Public satisfaction with the way the National Health Service runs remained unchanged from last year at 60 per cent, according to British Social Attitudes survey data for 2013. Published by The King’s Fund a year before the 2015 general election, the data confirms that public satisfaction with the NHS has stabilised after a record fall in 2011 from its all-time high of 70 per cent in 2010.
While public satisfaction with most services also remain high, satisfaction with accident and emergency (A&E) services dropped by six percentage points from 59 per cent (2012) to 53 per cent (2013), its lowest level since 2008. This is the lowest satisfaction rate of any NHS service in 2013. This fall follows the well-publicised breaches in the four-hour A&E waiting time target last year. In contrast, satisfaction with hospital outpatient services climbed to a record high of 67 per cent, while satisfaction with inpatient services jumped six percentage points to 58 per cent.
The survey, conducted by NatCen Social Research, also showed that public satisfaction in GP services was unchanged at 74 per cent, while satisfaction with dentists remained steady at 57 per cent. In contrast to the high levels of satisfaction with the NHS, satisfaction with social care remains low. Just 29 cent of respondents were very or quite satisfied with social care with an equal proportion being dissatisfied.
With exactly a year to go until polling day, the data shows satisfaction levels beginning to diverge along party lines. Between 2012 and 2013, satisfaction increased slightly amongst Conservative supporters (by three percentage points to 66 per cent), remained the same among Liberal Democrats at 63 per cent, and dropped slightly among supporters of the Labour party (reducing by four percentage points to 59 per cent).
John Appleby, Chief Economist at The King’s Fund, said: ‘Since 1983 the British Social Attitudes survey has provided an important barometer of how the public views the NHS. Public satisfaction in the NHS remains high, although satisfaction with A&E has dropped. This may be due to concerns about waiting times in 2013.’
To mark a year until the next general election today, The King’s Fund is launching a new section on its website, which will analyse and provide commentary on the health and social care debate leading up to polling day on 7 May 2015.
Notes to editors:
For further information or to arrange an interview with John Appleby, please contact the Fund’s Press and Public Affairs team on 020 7307 2603 (if calling out of hours, please ring 07584 146035) or email on firstname.lastname@example.org.
The survey was undertaken by NatCen Social Research, with the interviews taking place between July and September 2013. The sample size for the health questions was 1,063. Interviews were carried out face-to-face with a random sample of adults. The data is weighted to ensure it is representative of the general population.
About the British Social Attitudes survey
The British Social Attitudes survey is owned and directed by NatCen Social Research, and has been conducted every year since 1983 with the exception of 1988 and 1992. This is the third year that The King’s Fund has sponsored health questions in the survey.
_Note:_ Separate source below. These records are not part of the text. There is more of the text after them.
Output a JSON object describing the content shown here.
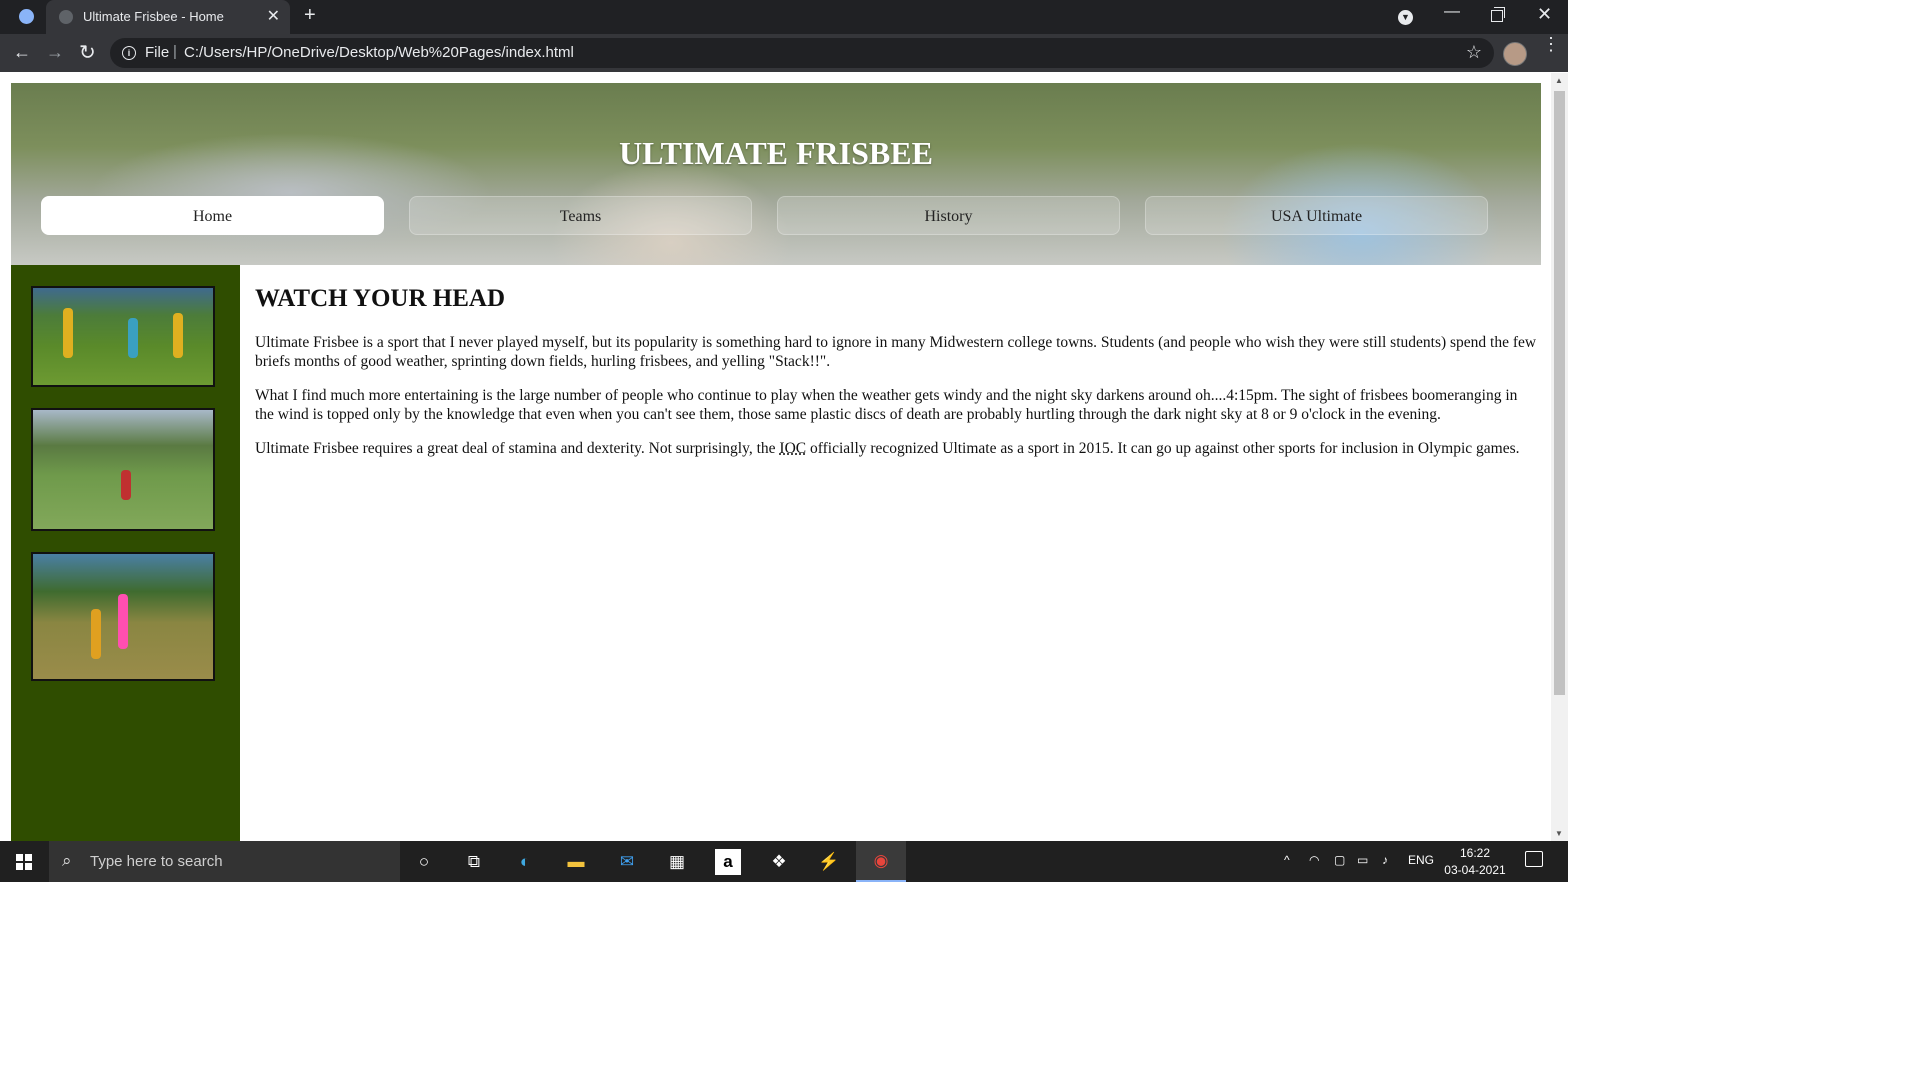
{
  "browser": {
    "tab_title": "Ultimate Frisbee - Home",
    "tab_close": "✕",
    "new_tab": "+",
    "url_scheme": "File",
    "url_separator": "|",
    "url_path": "C:/Users/HP/OneDrive/Desktop/Web%20Pages/index.html"
  },
  "site": {
    "title": "ULTIMATE FRISBEE",
    "nav": [
      {
        "label": "Home",
        "active": true
      },
      {
        "label": "Teams",
        "active": false
      },
      {
        "label": "History",
        "active": false
      },
      {
        "label": "USA Ultimate",
        "active": false
      }
    ],
    "sidebar_color": "#2f4d00"
  },
  "article": {
    "heading": "WATCH YOUR HEAD",
    "p1": "Ultimate Frisbee is a sport that I never played myself, but its popularity is something hard to ignore in many Midwestern college towns. Students (and people who wish they were still students) spend the few briefs months of good weather, sprinting down fields, hurling frisbees, and yelling \"Stack!!\".",
    "p2": "What I find much more entertaining is the large number of people who continue to play when the weather gets windy and the night sky darkens around oh....4:15pm. The sight of frisbees boomeranging in the wind is topped only by the knowledge that even when you can't see them, those same plastic discs of death are probably hurtling through the dark night sky at 8 or 9 o'clock in the evening.",
    "p3_before": "Ultimate Frisbee requires a great deal of stamina and dexterity. Not surprisingly, the ",
    "p3_abbr": "IOC",
    "p3_after": " officially recognized Ultimate as a sport in 2015. It can go up against other sports for inclusion in Olympic games."
  },
  "taskbar": {
    "search_placeholder": "Type here to search",
    "language": "ENG",
    "time": "16:22",
    "date": "03-04-2021"
  }
}
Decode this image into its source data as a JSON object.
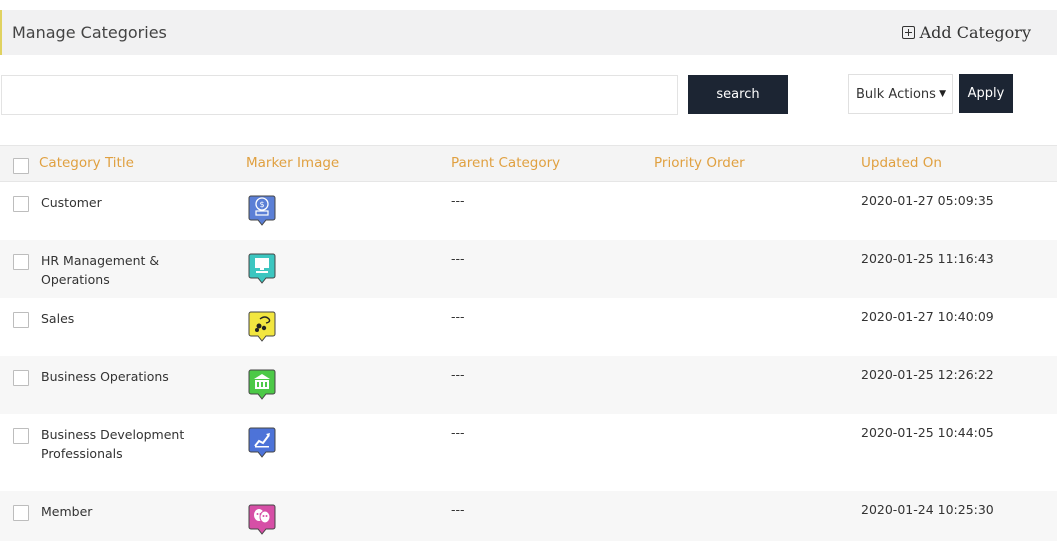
{
  "header": {
    "title": "Manage Categories",
    "add_label": "Add Category"
  },
  "toolbar": {
    "search_value": "",
    "search_placeholder": "",
    "search_label": "search",
    "bulk_selected": "Bulk Actions",
    "apply_label": "Apply"
  },
  "table": {
    "columns": {
      "title": "Category Title",
      "marker": "Marker Image",
      "parent": "Parent Category",
      "priority": "Priority Order",
      "updated": "Updated On"
    },
    "rows": [
      {
        "title": "Customer",
        "parent": "---",
        "priority": "",
        "updated": "2020-01-27 05:09:35",
        "marker_icon": "customer-service-marker",
        "marker_color": "#5b7fd6"
      },
      {
        "title": "HR Management & Operations",
        "parent": "---",
        "priority": "",
        "updated": "2020-01-25 11:16:43",
        "marker_icon": "computer-marker",
        "marker_color": "#3cc6c0"
      },
      {
        "title": "Sales",
        "parent": "---",
        "priority": "",
        "updated": "2020-01-27 10:40:09",
        "marker_icon": "sales-marker",
        "marker_color": "#f2e640"
      },
      {
        "title": "Business Operations",
        "parent": "---",
        "priority": "",
        "updated": "2020-01-25 12:26:22",
        "marker_icon": "building-marker",
        "marker_color": "#4cc947"
      },
      {
        "title": "Business Development Professionals",
        "parent": "---",
        "priority": "",
        "updated": "2020-01-25 10:44:05",
        "marker_icon": "chart-growth-marker",
        "marker_color": "#4d73d8"
      },
      {
        "title": "Member",
        "parent": "---",
        "priority": "",
        "updated": "2020-01-24 10:25:30",
        "marker_icon": "theater-masks-marker",
        "marker_color": "#d64fa6"
      }
    ]
  }
}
As well as the questions on satisfaction with the NHS and individual services, the survey included a number of other health questions – some of these, along with findings from other topics covered in the survey, will be published in the British Social Attitudes 31st Report in June 2014.
The main question asked was ‘All in all, how satisfied or dissatisfied would you say you are with the way in which the National Health Service runs nowadays?’ Satisfaction as reported here aggregates those who answer ‘very’ and ‘quite’ satisfied. It includes those who have had recent contact with the NHS and those who have not. The NHS is one among a number of topics covered by the survey. Although some of the individual questions may change from year to year, the order in which the topics are covered in the survey and the order in which questions on the NHS are asked have not changed in recent years.
The King’s Fund is an independent charity working to improve health and health care in England. We help to shape policy and practice through research and analysis; develop individuals, teams and organisations; promote understanding of the health and social care system; and bring people together to learn, share knowledge and debate. Our vision is that the best possible care is available to all.